:: EXERCISE MATERIALS ::
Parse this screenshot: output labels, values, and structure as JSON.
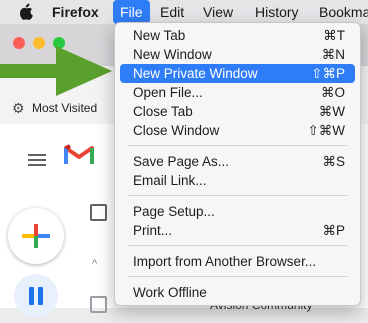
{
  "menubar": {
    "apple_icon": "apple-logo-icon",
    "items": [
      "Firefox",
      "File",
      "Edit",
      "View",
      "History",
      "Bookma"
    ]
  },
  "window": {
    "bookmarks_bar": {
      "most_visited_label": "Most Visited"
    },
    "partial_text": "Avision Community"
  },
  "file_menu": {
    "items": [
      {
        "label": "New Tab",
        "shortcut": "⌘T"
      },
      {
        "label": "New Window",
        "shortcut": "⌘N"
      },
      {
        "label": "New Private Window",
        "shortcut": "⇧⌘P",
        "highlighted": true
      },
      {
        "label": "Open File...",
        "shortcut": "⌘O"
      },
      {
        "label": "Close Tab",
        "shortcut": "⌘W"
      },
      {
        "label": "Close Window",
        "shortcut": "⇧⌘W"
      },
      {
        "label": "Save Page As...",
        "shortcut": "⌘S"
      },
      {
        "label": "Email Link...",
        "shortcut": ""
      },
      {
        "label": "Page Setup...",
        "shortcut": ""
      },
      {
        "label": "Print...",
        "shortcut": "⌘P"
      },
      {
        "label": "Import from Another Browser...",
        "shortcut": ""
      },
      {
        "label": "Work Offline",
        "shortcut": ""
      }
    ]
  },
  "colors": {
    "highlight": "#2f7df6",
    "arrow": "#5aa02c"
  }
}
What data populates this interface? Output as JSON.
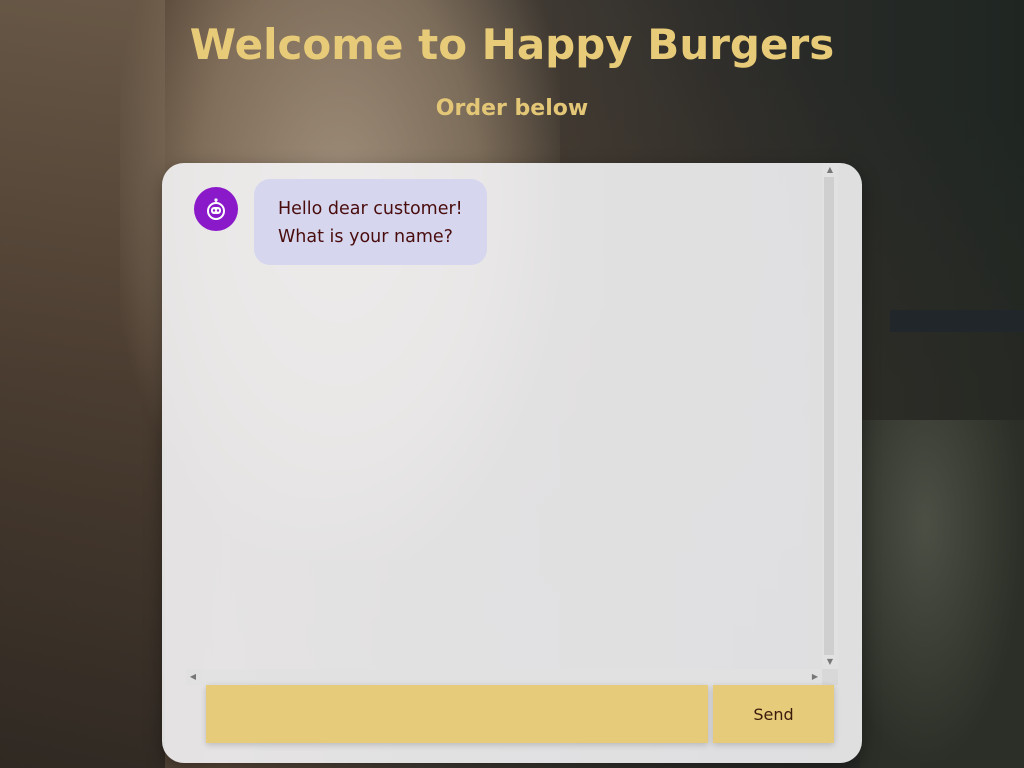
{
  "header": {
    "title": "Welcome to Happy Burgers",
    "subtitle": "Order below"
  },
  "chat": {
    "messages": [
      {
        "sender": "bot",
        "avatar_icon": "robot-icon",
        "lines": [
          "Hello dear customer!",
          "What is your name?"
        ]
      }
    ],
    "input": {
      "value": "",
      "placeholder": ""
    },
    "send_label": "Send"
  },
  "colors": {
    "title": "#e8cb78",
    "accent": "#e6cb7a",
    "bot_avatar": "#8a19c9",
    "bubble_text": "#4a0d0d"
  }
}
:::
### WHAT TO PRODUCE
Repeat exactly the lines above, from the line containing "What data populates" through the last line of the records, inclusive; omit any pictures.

### WRITTEN SOLUTION
What data populates this interface? Output as JSON.
{
  "header": {
    "title": "Welcome to Happy Burgers",
    "subtitle": "Order below"
  },
  "chat": {
    "messages": [
      {
        "sender": "bot",
        "avatar_icon": "robot-icon",
        "lines": [
          "Hello dear customer!",
          "What is your name?"
        ]
      }
    ],
    "input": {
      "value": "",
      "placeholder": ""
    },
    "send_label": "Send"
  },
  "colors": {
    "title": "#e8cb78",
    "accent": "#e6cb7a",
    "bot_avatar": "#8a19c9",
    "bubble_text": "#4a0d0d"
  }
}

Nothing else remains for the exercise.